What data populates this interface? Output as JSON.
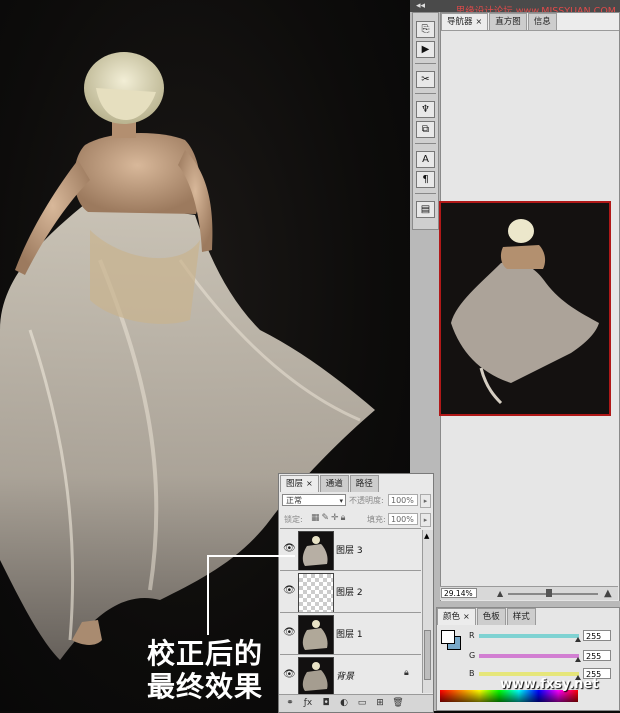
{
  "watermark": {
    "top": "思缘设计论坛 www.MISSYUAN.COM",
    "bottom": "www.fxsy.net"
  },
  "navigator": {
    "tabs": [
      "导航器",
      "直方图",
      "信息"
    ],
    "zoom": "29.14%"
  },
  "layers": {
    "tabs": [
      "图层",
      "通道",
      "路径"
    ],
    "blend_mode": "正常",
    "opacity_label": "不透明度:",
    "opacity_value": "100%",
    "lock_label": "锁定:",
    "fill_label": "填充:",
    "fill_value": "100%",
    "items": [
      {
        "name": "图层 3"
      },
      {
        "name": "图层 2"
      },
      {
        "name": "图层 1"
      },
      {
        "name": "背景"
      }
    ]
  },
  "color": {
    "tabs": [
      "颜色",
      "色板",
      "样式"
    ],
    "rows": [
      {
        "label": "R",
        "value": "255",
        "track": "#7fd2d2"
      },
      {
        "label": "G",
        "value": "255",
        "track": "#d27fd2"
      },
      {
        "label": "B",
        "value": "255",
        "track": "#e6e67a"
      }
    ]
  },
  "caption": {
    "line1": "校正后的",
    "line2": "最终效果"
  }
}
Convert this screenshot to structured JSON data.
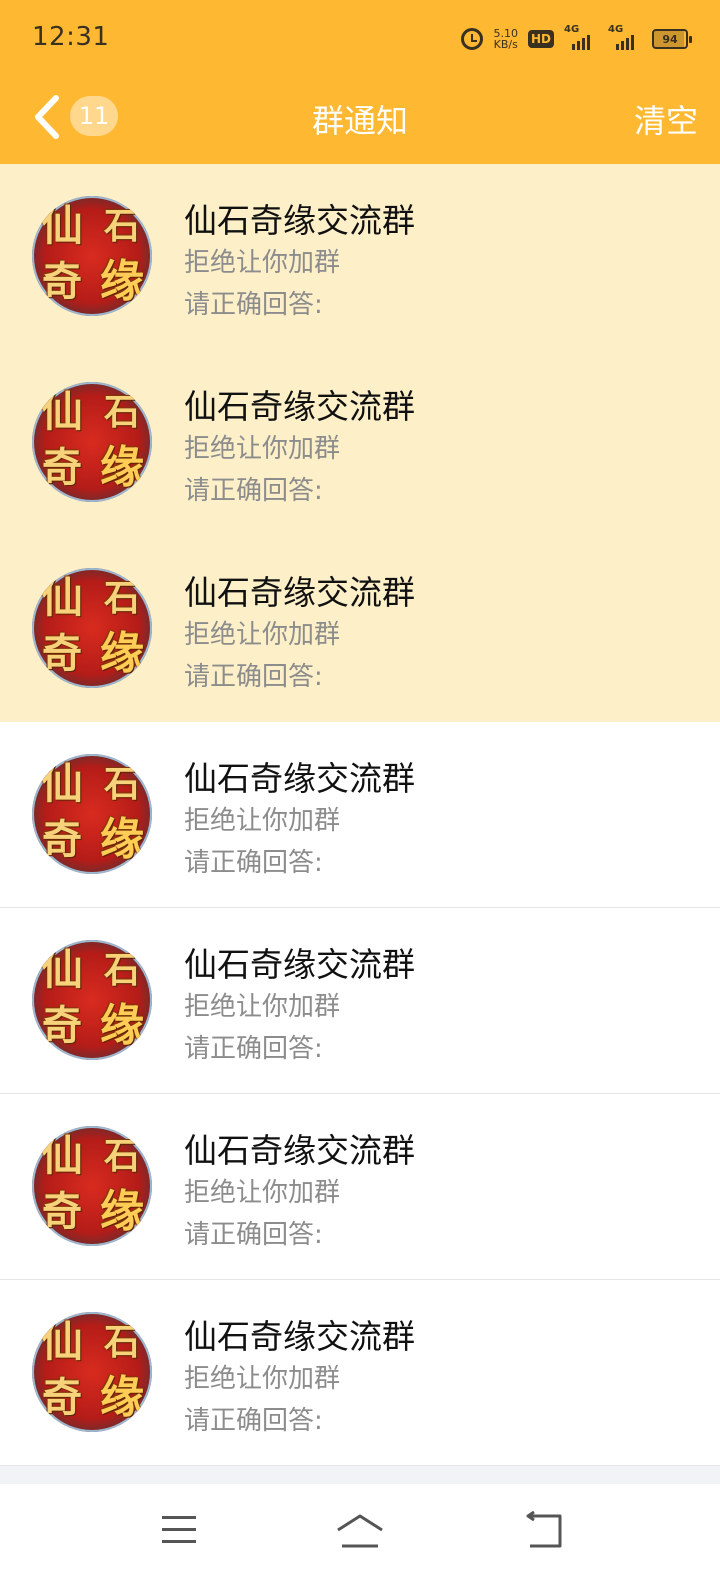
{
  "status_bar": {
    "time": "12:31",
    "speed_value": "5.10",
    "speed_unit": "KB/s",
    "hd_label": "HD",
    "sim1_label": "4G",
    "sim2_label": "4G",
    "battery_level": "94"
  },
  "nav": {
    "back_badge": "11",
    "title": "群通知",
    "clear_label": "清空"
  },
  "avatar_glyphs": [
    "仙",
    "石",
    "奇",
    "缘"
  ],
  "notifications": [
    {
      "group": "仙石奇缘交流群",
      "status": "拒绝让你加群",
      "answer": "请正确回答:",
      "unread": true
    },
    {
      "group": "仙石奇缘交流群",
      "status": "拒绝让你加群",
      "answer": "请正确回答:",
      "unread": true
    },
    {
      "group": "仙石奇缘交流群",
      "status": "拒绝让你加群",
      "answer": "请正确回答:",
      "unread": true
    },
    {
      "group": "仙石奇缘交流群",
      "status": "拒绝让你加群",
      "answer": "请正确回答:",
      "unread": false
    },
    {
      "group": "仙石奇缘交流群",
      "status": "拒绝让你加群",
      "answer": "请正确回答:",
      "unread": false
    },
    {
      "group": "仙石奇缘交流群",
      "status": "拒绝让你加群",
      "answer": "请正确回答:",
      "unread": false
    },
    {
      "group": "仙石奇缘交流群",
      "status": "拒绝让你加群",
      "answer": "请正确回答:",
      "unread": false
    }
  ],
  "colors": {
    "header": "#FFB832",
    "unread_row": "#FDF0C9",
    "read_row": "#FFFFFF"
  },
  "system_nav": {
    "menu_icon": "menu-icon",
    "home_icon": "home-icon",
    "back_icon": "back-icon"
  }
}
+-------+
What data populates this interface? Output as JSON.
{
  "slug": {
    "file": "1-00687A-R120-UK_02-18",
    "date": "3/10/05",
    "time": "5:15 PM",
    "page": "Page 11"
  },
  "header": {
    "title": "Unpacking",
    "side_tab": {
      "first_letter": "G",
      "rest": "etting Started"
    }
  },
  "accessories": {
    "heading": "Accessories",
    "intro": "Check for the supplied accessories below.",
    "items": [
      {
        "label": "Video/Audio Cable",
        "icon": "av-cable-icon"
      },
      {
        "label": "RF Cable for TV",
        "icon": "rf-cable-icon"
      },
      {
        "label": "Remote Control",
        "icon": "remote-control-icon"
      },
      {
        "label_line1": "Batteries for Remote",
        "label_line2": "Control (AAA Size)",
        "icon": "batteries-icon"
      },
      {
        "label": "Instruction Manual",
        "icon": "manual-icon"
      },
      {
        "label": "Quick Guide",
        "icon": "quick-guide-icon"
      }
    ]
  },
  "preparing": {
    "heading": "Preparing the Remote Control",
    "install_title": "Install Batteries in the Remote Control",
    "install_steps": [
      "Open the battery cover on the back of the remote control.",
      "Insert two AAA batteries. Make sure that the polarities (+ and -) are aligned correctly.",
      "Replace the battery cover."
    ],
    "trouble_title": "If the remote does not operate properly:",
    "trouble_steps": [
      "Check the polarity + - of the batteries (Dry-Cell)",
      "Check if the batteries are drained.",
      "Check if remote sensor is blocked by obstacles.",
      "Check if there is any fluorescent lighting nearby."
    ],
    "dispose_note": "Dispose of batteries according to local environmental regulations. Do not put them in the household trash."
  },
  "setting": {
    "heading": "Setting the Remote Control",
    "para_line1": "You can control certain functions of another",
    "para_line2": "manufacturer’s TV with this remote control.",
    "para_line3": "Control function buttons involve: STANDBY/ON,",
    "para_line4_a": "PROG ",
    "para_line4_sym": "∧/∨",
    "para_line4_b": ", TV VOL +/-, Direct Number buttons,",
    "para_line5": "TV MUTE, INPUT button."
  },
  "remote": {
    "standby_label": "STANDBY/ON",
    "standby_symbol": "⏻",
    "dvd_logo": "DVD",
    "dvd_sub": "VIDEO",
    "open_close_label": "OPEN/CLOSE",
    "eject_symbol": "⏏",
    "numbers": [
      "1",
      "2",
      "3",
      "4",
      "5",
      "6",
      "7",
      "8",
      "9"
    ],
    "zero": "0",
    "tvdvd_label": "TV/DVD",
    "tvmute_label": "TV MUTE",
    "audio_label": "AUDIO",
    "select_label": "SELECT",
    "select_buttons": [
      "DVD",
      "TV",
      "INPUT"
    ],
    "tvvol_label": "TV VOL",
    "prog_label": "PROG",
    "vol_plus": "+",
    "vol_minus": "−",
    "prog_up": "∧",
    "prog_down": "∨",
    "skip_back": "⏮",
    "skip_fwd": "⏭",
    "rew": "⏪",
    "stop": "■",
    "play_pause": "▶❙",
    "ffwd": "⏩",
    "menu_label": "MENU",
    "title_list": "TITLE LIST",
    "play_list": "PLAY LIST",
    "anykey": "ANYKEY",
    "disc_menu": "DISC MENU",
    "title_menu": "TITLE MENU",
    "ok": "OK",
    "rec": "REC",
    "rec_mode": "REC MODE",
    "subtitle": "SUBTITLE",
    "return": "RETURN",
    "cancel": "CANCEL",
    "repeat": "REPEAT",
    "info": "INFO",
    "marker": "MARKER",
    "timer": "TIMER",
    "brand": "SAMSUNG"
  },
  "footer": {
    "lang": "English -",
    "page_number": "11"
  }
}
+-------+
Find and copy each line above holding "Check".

| EXPECTED ANSWER |
    "intro": "Check for the supplied accessories below.",
      "Check the polarity + - of the batteries (Dry-Cell)",
      "Check if the batteries are drained.",
      "Check if remote sensor is blocked by obstacles.",
      "Check if there is any fluorescent lighting nearby."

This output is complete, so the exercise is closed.